It was Friday night and we were in Encarnacion, Paraguay. We stood in front of the Hotel Arthur as a couple of venerable Mercedes-Benz taxis pulled up to take our group to supper in Pasasdos, Argentina, which is just across Rio Parana from Encarnacion. We would have to go through a passport check, but we were told this would be no problem.

"In Argentina," a professor of political science of my acquaintance told me, "they just look at your passport and stamp it." So I wasn't worried.

We climbed into our taxis, my family in one, and our guide and interpreter in the other -- not the mix I would've chosen, and began our trip. Our cab driver was a friendly man who knew less English than I know Spanish. It was about 7:30 p.m. as we began rolling. I mention the time because I want to point out that folks in Paraguay and Argentina don't usually eat until about 8 p.m. Our stomachs were still on Kansas time, however, so we were hungry. I made a comment to that effect.

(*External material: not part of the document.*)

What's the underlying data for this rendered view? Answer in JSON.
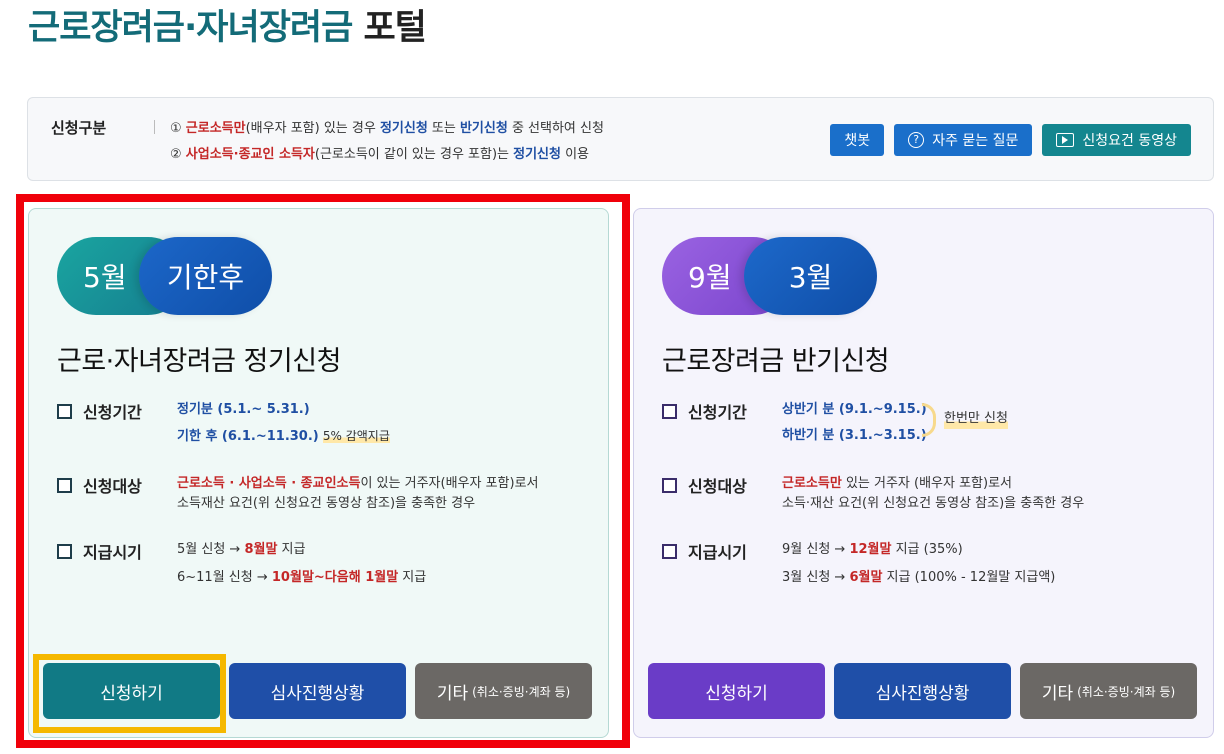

"I could eat the most disgusting part of a dead, disgusting animal," I said, paraphrasing a line from Apollo 13. My family laughed.

It was about then that we came to the line to get out of Paraguay. They had to stamp our passports for exit.  We crossed Rio Parana and came to a considerably longer line to get into Argentina. It was moving slowly, but, gradually, a car at a time, we came to the checkpoint where they look our passports. No, they took our passports and kept them, instructing our cab driver to pull into a slot and park, where upon the cabbie left us in the cab while the custom's officials started inspecting his trunk. Then a customs official started interrogating us in Spanish. I responded to his questions in as calm a voice as I could.

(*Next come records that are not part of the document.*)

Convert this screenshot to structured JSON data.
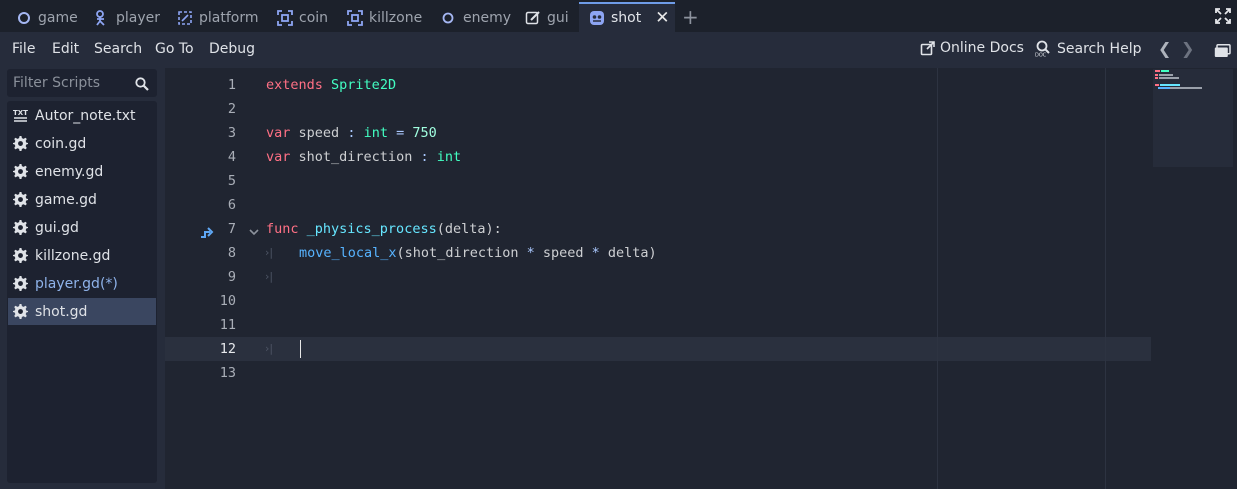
{
  "tabs": [
    {
      "label": "game",
      "icon": "node2d-circle-icon"
    },
    {
      "label": "player",
      "icon": "character-body-icon"
    },
    {
      "label": "platform",
      "icon": "animatable-body-icon"
    },
    {
      "label": "coin",
      "icon": "area2d-icon"
    },
    {
      "label": "killzone",
      "icon": "area2d-icon"
    },
    {
      "label": "enemy",
      "icon": "node2d-circle-icon"
    },
    {
      "label": "gui",
      "icon": "control-pen-icon"
    },
    {
      "label": "shot",
      "icon": "sprite2d-icon",
      "active": true
    }
  ],
  "menu": {
    "file": "File",
    "edit": "Edit",
    "search": "Search",
    "goto": "Go To",
    "debug": "Debug",
    "online_docs": "Online Docs",
    "search_help": "Search Help"
  },
  "filter": {
    "placeholder": "Filter Scripts"
  },
  "scripts": [
    {
      "label": "Autor_note.txt",
      "icon": "text-file-icon"
    },
    {
      "label": "coin.gd",
      "icon": "gear-icon"
    },
    {
      "label": "enemy.gd",
      "icon": "gear-icon"
    },
    {
      "label": "game.gd",
      "icon": "gear-icon"
    },
    {
      "label": "gui.gd",
      "icon": "gear-icon"
    },
    {
      "label": "killzone.gd",
      "icon": "gear-icon"
    },
    {
      "label": "player.gd(*)",
      "icon": "gear-icon",
      "modified": true
    },
    {
      "label": "shot.gd",
      "icon": "gear-icon",
      "selected": true
    }
  ],
  "editor": {
    "line_numbers": [
      "1",
      "2",
      "3",
      "4",
      "5",
      "6",
      "7",
      "8",
      "9",
      "10",
      "11",
      "12",
      "13"
    ],
    "code": {
      "l1_kw": "extends",
      "l1_type": "Sprite2D",
      "l3_kw": "var",
      "l3_name": "speed",
      "l3_colon": ":",
      "l3_type": "int",
      "l3_eq": "=",
      "l3_value": "750",
      "l4_kw": "var",
      "l4_name": "shot_direction",
      "l4_colon": ":",
      "l4_type": "int",
      "l7_kw": "func",
      "l7_name": "_physics_process",
      "l7_args": "(delta):",
      "l8_call": "move_local_x",
      "l8_open": "(shot_direction ",
      "l8_mul1": "*",
      "l8_mid": " speed ",
      "l8_mul2": "*",
      "l8_end": " delta)"
    },
    "current_line": "12"
  },
  "colors": {
    "keyword": "#ff7085",
    "type": "#42ffc2",
    "function": "#57b3ff",
    "number": "#a1ffe0",
    "accent": "#6f9ce7"
  }
}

"No habla Espanol."

He then switched to English.

"Can I see your passports?"

My daughter Sarah says I yelled this next bit. I cannot testify one way or the other.

"They've taken our [mentally reserved curse word] passports!"

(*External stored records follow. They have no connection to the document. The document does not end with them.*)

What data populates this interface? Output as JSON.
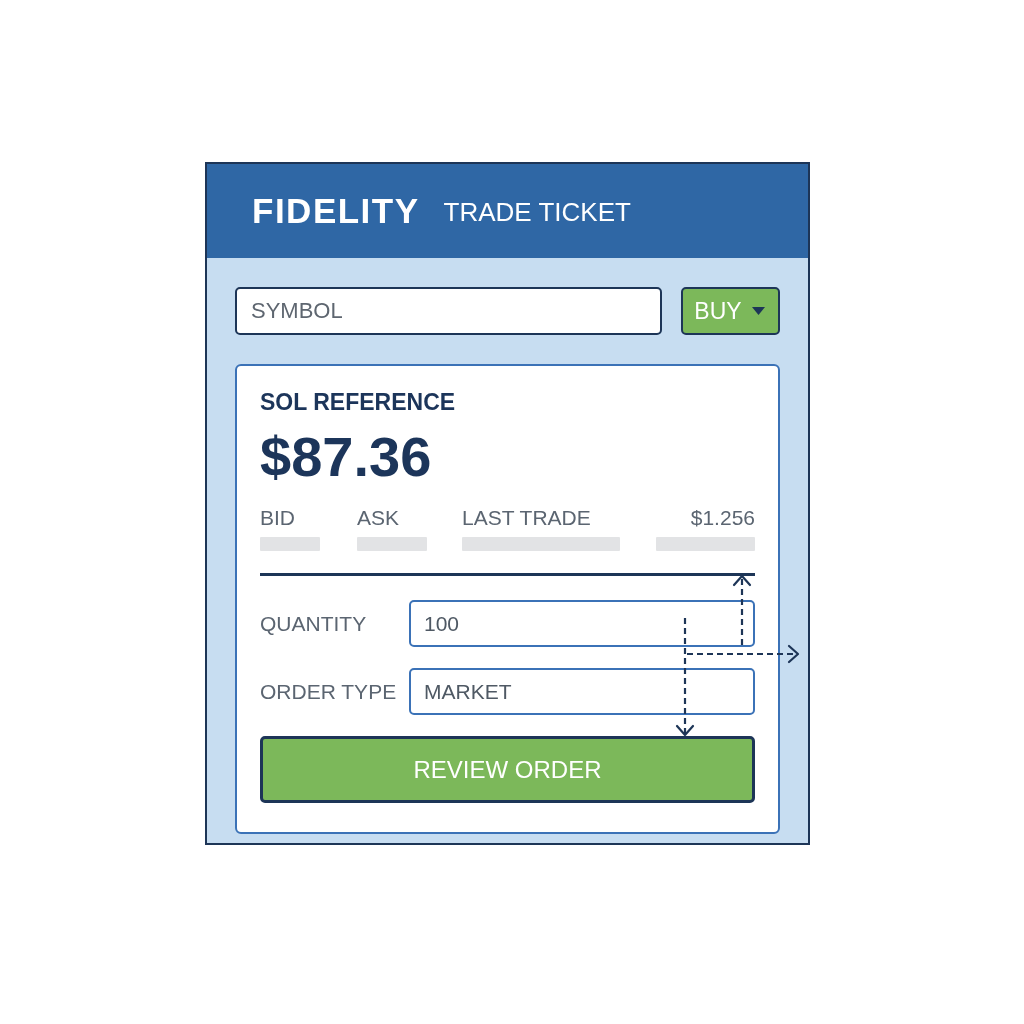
{
  "header": {
    "logo": "FIDELITY",
    "title": "TRADE TICKET"
  },
  "order_bar": {
    "symbol": {
      "placeholder": "SYMBOL"
    },
    "side": {
      "label": "BUY"
    }
  },
  "quote": {
    "title": "SOL REFERENCE",
    "price": "$87.36",
    "columns": [
      {
        "kind": "label",
        "text": "BID"
      },
      {
        "kind": "label",
        "text": "ASK"
      },
      {
        "kind": "label",
        "text": "LAST TRADE"
      },
      {
        "kind": "value",
        "text": "$1.256"
      }
    ]
  },
  "form": {
    "fields": [
      {
        "label": "QUANTITY",
        "value": "100"
      },
      {
        "label": "ORDER TYPE",
        "value": "MARKET"
      }
    ],
    "submit": {
      "label": "REVIEW ORDER"
    }
  }
}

"Do you have any electronic devices?"

"No."

He disappeared again.

A dog howled in the background.

"What was that?" Lydia asked.

"It was a dog," her mother responded.

"I hope it was a dog," Sarah added, and a comment was made about not wanting to hear the snap of latex against a wrist.

Ten minutes later, the cabbie returned with our passports, freshly stamped. We then proceeded to the restaurant. When I say this, I summarize a process that included much circling around the block and stopping to for directions twice.

We were still hungry when we went into La Quierinta which was a fancy, fancy place.

They brought us a menu in English and to be simple we ordered something that was translated as "mixed grill, served for three." This we thought would be a nice way for us to sample traditional Argentinian fare.

It arrived on a silver tray above a can of Sterno. There were sausages, bits of rib meat, what looked to be pieces of fat, and strange cuts of beef. I took a piece that was kidney-shaped.

Taking a bite of it, I noted that it had a bit on a strong flavor. I looked over the rest of the tray and notice other pieces of beef of similar shape and size. My geometer's mind began to assemble them into a single piece. They formed something the shape of a bean but the size of a golf ball.

A voice in my head said, "You are eating a testicle."

Having figured that out, I decided to try some of the "fat."

When I cut the fat, I discovered it was a hollow tube. It was at that point one of our guides made an overdue comment.

"Chitterling." It was said with an envious smile, so I offered him one. He took it with delight. Then he suggested we have the rest bagged up for the cabbies, who'd been waiting for us, and we did.

The tab for the whole meal for 4 people which included a bottle of wine was $33. We paid it, took our sack of innards, and headed back to Paraguay.

Bobby Winters is Assistant Dean of the College of Arts and Sciences, Professor of Mathematics, and Acting Chair of the Department of Chemistry.